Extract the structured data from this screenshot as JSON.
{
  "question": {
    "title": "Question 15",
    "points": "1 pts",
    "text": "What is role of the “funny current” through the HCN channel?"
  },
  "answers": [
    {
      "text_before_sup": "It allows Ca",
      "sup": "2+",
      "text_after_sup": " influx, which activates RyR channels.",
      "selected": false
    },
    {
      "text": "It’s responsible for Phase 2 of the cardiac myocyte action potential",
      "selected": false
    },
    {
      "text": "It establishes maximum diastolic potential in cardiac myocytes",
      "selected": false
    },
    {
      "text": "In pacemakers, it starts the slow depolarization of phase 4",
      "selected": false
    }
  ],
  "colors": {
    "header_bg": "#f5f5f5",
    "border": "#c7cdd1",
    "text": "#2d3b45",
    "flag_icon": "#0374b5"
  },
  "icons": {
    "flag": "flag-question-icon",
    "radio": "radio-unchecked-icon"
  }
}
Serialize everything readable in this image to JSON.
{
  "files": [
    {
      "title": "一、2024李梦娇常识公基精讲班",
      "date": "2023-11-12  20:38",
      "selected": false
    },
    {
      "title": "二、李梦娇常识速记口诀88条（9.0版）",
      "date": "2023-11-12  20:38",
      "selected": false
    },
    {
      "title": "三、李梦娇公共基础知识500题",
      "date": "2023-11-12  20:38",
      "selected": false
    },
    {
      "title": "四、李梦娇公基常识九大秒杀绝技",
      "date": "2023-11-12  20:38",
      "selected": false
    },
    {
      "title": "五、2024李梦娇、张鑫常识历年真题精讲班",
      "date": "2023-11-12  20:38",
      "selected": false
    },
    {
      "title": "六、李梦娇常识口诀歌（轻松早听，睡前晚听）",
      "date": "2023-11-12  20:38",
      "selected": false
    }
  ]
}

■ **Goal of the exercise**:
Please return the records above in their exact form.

■ **Output below**:
Extract the structured data from this screenshot as JSON.
{
  "question": {
    "title": "Question 15",
    "points": "1 pts",
    "text": "What is role of the “funny current” through the HCN channel?"
  },
  "answers": [
    {
      "text_before_sup": "It allows Ca",
      "sup": "2+",
      "text_after_sup": " influx, which activates RyR channels.",
      "selected": false
    },
    {
      "text": "It’s responsible for Phase 2 of the cardiac myocyte action potential",
      "selected": false
    },
    {
      "text": "It establishes maximum diastolic potential in cardiac myocytes",
      "selected": false
    },
    {
      "text": "In pacemakers, it starts the slow depolarization of phase 4",
      "selected": false
    }
  ],
  "colors": {
    "header_bg": "#f5f5f5",
    "border": "#c7cdd1",
    "text": "#2d3b45",
    "flag_icon": "#0374b5"
  },
  "icons": {
    "flag": "flag-question-icon",
    "radio": "radio-unchecked-icon"
  }
}
Serialize everything readable in this image to JSON.
{
  "files": [
    {
      "title": "一、2024李梦娇常识公基精讲班",
      "date": "2023-11-12  20:38",
      "selected": false
    },
    {
      "title": "二、李梦娇常识速记口诀88条（9.0版）",
      "date": "2023-11-12  20:38",
      "selected": false
    },
    {
      "title": "三、李梦娇公共基础知识500题",
      "date": "2023-11-12  20:38",
      "selected": false
    },
    {
      "title": "四、李梦娇公基常识九大秒杀绝技",
      "date": "2023-11-12  20:38",
      "selected": false
    },
    {
      "title": "五、2024李梦娇、张鑫常识历年真题精讲班",
      "date": "2023-11-12  20:38",
      "selected": false
    },
    {
      "title": "六、李梦娇常识口诀歌（轻松早听，睡前晚听）",
      "date": "2023-11-12  20:38",
      "selected": false
    }
  ]
}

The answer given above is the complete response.